TASK TO COMPLETE >> Repeat every record below exactly, but leave out any pictures.

EXTRACTED INFORMATION >>
▽
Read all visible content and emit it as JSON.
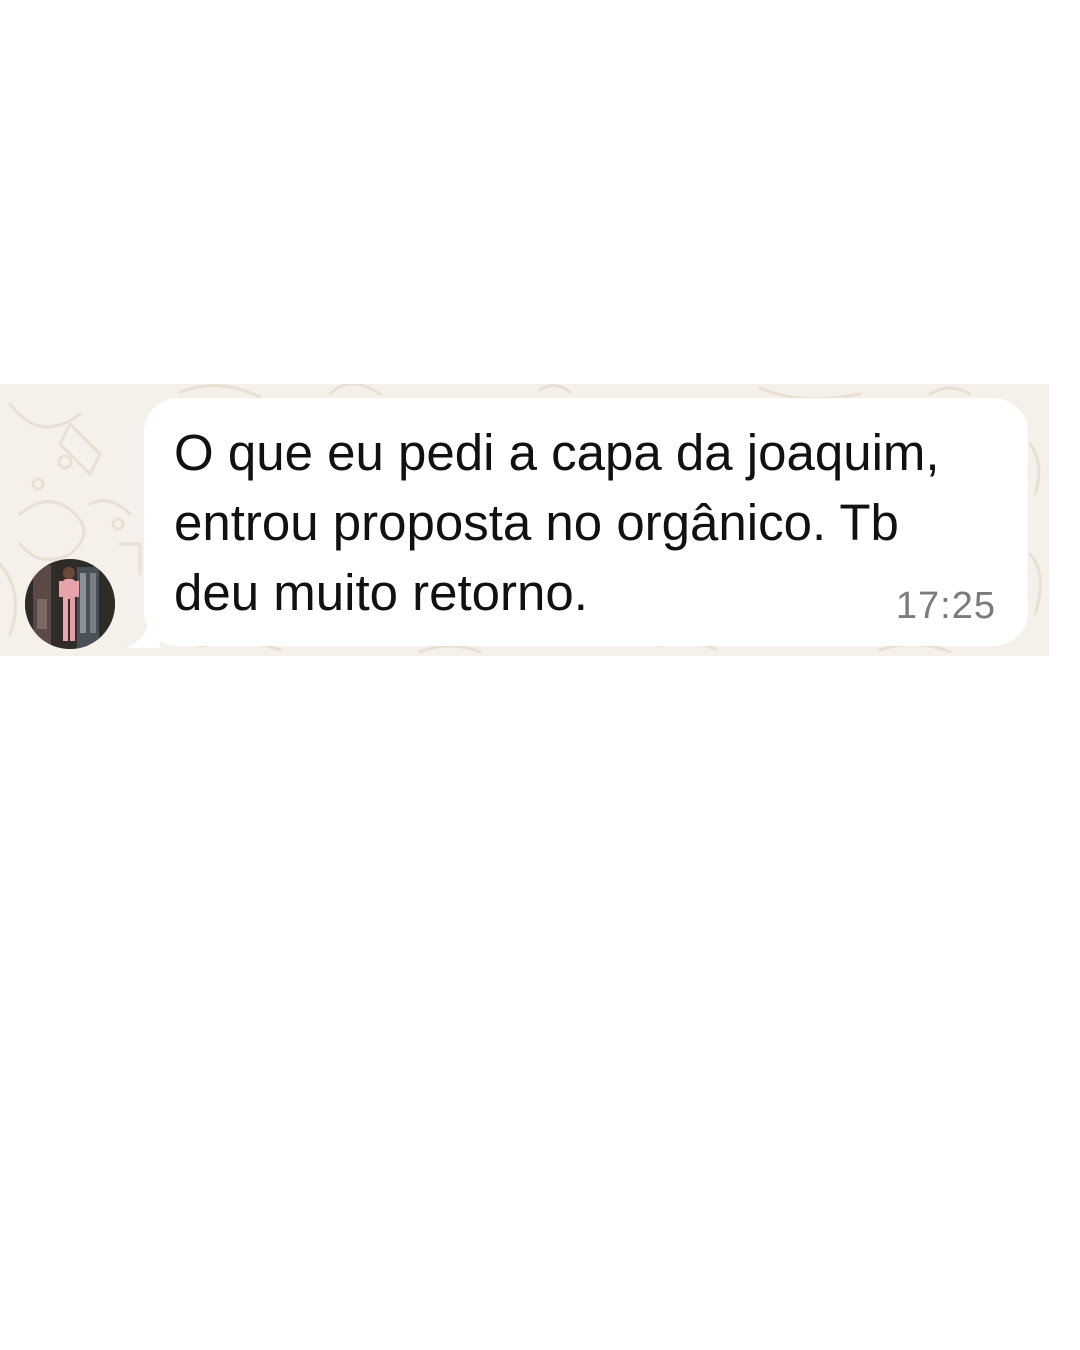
{
  "conversation": {
    "message": {
      "text": "O que eu pedi a capa da joaquim,\nentrou proposta no orgânico. Tb\ndeu muito retorno.",
      "time": "17:25",
      "direction": "incoming"
    },
    "sender": {
      "avatar_icon": "profile-photo"
    }
  },
  "colors": {
    "wallpaper": "#f5f1ea",
    "bubble": "#ffffff",
    "text": "#111111",
    "timestamp": "#7b7b7b"
  }
}
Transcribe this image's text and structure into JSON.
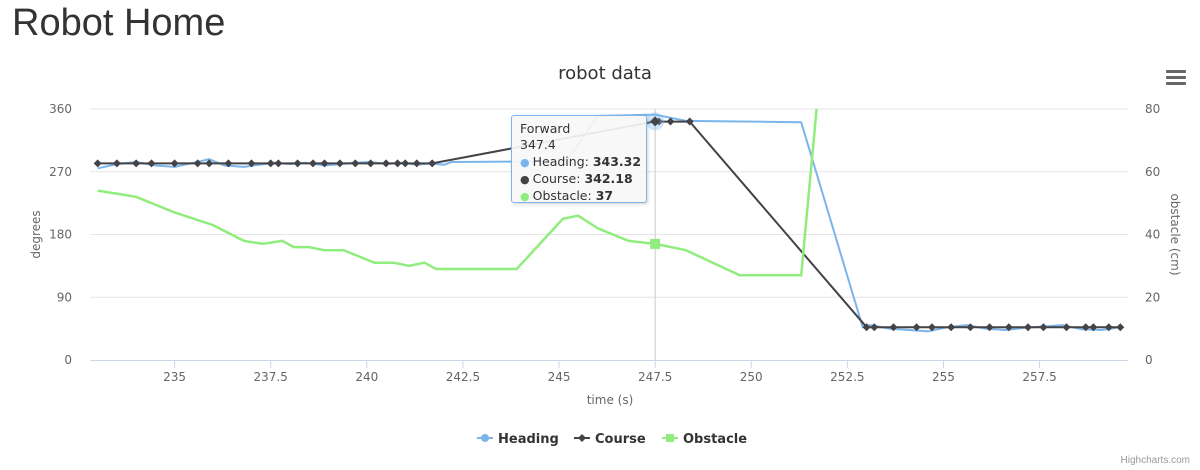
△
ANSWER SPACE >>
Read all visible content and emit it as JSON.
{
  "conversation": {
    "message": {
      "text": "O que eu pedi a capa da joaquim,\nentrou proposta no orgânico. Tb\ndeu muito retorno.",
      "time": "17:25",
      "direction": "incoming"
    },
    "sender": {
      "avatar_icon": "profile-photo"
    }
  },
  "colors": {
    "wallpaper": "#f5f1ea",
    "bubble": "#ffffff",
    "text": "#111111",
    "timestamp": "#7b7b7b"
  }
}
Transcribe this image's text and structure into JSON.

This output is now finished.